## [Task to complete]
Scan the entries line by line and return those with "пароль".

## [Website and app data records]
- - - -
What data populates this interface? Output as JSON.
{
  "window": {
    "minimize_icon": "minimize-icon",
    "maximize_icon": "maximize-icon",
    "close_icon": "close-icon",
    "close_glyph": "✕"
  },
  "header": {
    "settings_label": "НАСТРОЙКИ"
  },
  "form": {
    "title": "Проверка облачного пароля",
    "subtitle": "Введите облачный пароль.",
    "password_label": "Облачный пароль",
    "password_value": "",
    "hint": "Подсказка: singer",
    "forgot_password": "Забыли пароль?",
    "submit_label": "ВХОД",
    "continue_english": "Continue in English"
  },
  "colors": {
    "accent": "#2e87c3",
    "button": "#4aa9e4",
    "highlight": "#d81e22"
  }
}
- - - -
## [Solution for this problem]
    "subtitle": "Введите облачный пароль.",
    "password_label": "Облачный пароль",
    "forgot_password": "Забыли пароль?",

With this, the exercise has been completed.